The British-Italian colonial conflict in the Mediterranean and Red Bahrain 1936-1938
Main Article Content
By the end of World War I in 1918 AD, Britain would have emerged victorious from the war, but it was suffering from a very difficult economic and financial crisis, and a tired army that needed rehabilitation.
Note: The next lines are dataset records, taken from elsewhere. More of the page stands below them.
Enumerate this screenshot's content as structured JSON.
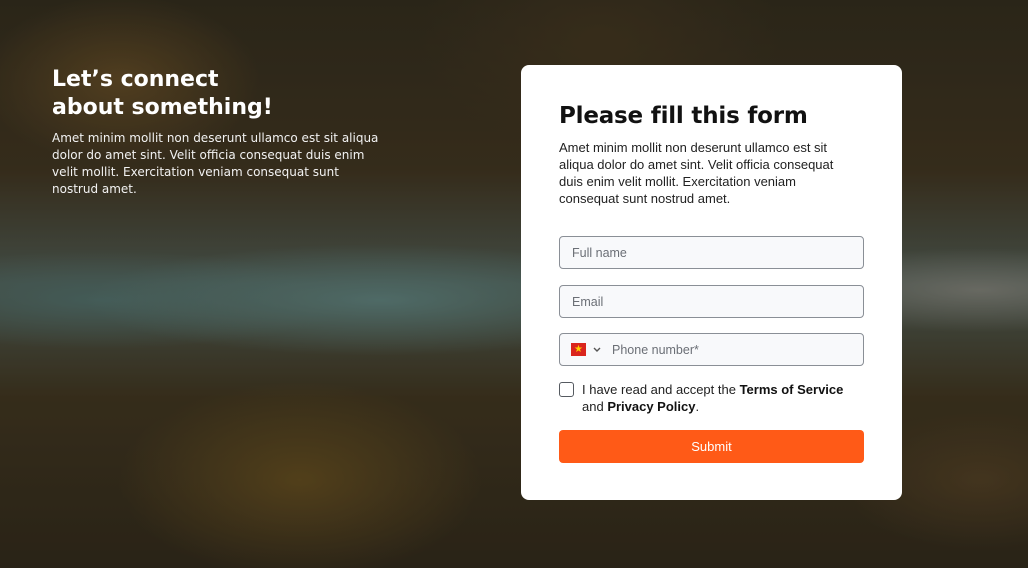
{
  "hero": {
    "title": "Let’s connect about something!",
    "text": "Amet minim mollit non deserunt ullamco est sit aliqua dolor do amet sint. Velit officia consequat duis enim velit mollit. Exercitation veniam consequat sunt nostrud amet."
  },
  "form": {
    "title": "Please fill this form",
    "description": "Amet minim mollit non deserunt ullamco est sit aliqua dolor do amet sint. Velit officia consequat duis enim velit mollit. Exercitation veniam consequat sunt nostrud amet.",
    "full_name": {
      "placeholder": "Full name",
      "value": ""
    },
    "email": {
      "placeholder": "Email",
      "value": ""
    },
    "phone": {
      "placeholder": "Phone number*",
      "value": "",
      "country_flag": "vietnam-flag-icon"
    },
    "terms": {
      "prefix": "I have read and accept the ",
      "tos_link": "Terms of Service",
      "middle": " and ",
      "privacy_link": "Privacy Policy",
      "suffix": ".",
      "checked": false
    },
    "submit_label": "Submit"
  },
  "colors": {
    "accent": "#ff5a17",
    "card_bg": "#ffffff",
    "field_border": "#8a8f96"
  }
}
And almost destroyed naval forces, and lost two-thirds of its ships and equipment, and destroyed cities, roads and ruined bridges, and despite that, it had extended its control over its colonies in the Indian subcontinent, the Arabian Gulf, Persia, Iraq, Palestine, Transjordan, Aden, Bab al-Mandab Strait, parts of Somalia, the Red Sea, and Egypt Sudan, Cyprus, Crete, and the Balearic Islands in the Mediterranean Sea, and on large parts of its coasts and islands, and the coasts of the Red Sea, the Gulf of Aden, the Indian Ocean, and the Arabian Gulf (1).
This work is licensed under a Creative Commons Attribution-ShareAlike 4.0 International License.